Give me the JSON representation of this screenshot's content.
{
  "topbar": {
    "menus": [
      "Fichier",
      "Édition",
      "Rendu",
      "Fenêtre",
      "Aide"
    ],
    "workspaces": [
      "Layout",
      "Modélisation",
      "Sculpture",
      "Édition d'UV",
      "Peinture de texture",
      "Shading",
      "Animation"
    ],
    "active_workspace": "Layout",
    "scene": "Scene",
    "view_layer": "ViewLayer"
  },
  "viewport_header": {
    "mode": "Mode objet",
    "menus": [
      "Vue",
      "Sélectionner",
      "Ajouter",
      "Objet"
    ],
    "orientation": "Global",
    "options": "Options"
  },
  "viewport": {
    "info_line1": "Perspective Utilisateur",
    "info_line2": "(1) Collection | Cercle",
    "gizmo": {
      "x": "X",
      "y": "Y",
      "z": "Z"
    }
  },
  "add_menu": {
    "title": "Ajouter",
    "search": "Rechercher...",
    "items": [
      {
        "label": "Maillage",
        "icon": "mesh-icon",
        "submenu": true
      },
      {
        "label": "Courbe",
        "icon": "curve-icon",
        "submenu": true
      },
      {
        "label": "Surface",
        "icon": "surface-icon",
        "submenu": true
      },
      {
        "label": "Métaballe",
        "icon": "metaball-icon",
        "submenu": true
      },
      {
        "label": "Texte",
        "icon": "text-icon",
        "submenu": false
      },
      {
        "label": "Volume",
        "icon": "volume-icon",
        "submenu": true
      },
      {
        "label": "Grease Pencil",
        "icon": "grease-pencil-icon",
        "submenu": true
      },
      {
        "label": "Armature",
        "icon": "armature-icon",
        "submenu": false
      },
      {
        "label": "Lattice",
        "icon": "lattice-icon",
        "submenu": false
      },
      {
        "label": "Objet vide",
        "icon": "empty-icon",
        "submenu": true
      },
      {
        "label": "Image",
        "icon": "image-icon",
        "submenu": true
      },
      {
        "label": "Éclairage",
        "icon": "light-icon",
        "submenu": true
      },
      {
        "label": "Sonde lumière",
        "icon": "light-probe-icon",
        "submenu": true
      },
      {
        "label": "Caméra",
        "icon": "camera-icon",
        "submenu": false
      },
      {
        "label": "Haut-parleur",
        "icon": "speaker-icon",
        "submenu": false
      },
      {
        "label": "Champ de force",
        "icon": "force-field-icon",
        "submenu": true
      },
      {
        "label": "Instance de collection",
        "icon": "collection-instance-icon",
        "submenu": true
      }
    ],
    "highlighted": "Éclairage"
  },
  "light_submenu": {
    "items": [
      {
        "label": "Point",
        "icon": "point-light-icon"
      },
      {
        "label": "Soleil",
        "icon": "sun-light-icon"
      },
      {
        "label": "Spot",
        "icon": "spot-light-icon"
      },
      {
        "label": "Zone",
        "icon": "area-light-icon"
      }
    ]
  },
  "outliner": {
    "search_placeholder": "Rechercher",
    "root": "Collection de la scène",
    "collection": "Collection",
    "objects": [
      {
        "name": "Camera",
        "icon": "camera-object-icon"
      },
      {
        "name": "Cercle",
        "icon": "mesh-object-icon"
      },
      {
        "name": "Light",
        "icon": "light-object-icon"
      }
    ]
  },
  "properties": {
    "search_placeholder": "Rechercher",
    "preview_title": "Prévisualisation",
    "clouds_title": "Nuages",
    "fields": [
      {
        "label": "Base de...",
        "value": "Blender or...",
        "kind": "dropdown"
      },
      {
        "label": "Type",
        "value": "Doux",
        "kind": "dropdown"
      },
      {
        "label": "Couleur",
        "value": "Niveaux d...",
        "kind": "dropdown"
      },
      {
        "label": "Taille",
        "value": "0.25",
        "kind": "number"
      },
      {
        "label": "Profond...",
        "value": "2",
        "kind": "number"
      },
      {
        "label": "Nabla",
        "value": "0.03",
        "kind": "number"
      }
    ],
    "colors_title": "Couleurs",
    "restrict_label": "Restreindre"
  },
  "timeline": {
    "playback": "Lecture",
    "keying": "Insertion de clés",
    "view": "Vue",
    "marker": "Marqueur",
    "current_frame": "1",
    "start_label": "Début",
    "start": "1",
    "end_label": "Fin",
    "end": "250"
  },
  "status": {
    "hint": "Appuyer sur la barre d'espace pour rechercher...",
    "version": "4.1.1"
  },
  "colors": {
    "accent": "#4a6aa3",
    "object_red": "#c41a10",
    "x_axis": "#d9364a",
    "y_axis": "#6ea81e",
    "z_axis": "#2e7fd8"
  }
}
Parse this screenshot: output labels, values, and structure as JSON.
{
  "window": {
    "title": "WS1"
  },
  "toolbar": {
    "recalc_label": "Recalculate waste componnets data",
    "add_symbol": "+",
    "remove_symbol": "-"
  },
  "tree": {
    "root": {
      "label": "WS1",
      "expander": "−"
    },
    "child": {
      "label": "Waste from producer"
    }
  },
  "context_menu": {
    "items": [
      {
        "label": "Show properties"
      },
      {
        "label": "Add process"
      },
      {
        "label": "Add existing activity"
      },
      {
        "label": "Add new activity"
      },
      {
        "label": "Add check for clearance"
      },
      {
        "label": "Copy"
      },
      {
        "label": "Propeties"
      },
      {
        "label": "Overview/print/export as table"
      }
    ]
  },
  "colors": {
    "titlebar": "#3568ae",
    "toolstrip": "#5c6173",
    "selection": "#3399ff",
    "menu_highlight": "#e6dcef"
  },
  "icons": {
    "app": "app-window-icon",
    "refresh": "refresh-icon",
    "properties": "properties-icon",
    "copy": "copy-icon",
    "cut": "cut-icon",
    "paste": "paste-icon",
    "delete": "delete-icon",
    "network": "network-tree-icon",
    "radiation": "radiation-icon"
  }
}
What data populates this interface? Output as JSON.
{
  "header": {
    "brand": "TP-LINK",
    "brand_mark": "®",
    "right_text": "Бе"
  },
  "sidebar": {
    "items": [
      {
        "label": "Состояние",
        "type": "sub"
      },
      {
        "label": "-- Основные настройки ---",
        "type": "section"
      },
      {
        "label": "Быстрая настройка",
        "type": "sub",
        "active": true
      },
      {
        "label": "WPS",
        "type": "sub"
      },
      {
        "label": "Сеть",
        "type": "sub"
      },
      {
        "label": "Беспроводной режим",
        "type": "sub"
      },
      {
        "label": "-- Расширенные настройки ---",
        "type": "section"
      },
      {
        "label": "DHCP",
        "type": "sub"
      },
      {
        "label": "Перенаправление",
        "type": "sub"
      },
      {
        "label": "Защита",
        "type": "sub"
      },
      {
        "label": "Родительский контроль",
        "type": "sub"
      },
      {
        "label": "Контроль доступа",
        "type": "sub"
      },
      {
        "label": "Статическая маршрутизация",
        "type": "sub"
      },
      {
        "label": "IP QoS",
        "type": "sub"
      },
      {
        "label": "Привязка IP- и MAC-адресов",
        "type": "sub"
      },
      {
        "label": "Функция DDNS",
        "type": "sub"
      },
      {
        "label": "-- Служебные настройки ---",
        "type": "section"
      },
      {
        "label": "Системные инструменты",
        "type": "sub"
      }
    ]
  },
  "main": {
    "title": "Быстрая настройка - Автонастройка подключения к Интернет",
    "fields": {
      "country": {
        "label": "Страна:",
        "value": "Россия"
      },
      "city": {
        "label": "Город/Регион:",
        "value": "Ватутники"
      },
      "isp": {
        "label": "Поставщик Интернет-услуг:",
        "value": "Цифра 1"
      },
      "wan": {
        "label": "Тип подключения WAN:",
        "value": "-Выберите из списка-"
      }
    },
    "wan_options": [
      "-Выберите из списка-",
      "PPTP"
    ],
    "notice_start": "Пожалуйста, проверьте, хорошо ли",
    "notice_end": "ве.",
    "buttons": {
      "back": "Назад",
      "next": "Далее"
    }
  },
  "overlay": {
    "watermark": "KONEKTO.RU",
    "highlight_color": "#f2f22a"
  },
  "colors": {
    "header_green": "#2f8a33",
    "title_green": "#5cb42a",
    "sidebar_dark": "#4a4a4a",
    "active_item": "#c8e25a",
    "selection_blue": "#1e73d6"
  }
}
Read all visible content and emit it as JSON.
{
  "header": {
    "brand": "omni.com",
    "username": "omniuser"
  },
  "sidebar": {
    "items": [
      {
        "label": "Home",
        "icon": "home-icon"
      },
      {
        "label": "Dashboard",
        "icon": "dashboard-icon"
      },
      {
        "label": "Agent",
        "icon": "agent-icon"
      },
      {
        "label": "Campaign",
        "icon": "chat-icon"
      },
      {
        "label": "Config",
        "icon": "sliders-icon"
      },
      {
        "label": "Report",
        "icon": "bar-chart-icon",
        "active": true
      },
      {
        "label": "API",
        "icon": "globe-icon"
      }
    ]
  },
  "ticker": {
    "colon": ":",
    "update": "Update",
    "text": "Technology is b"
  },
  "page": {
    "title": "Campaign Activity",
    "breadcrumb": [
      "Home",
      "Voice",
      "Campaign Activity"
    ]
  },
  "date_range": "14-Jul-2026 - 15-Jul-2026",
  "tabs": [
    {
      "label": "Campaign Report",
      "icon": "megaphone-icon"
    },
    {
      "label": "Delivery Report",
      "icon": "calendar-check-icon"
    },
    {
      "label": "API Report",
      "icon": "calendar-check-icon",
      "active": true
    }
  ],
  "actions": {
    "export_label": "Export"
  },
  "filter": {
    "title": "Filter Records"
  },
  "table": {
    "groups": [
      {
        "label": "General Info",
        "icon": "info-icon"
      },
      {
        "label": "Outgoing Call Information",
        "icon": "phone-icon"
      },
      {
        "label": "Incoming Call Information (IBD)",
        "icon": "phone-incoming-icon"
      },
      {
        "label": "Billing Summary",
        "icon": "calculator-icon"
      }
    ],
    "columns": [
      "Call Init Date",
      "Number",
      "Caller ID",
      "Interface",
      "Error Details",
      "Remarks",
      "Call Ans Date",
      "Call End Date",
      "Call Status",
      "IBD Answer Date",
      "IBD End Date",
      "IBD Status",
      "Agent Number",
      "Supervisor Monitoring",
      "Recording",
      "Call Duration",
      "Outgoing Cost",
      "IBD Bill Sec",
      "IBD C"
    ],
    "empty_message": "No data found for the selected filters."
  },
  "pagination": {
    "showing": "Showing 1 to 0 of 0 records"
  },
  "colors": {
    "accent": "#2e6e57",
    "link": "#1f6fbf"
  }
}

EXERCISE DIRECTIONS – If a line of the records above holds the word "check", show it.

RESULT OF THE TASK –
        "label": "Add check for clearance"
      "icon": "calendar-check-icon"
      "icon": "calendar-check-icon",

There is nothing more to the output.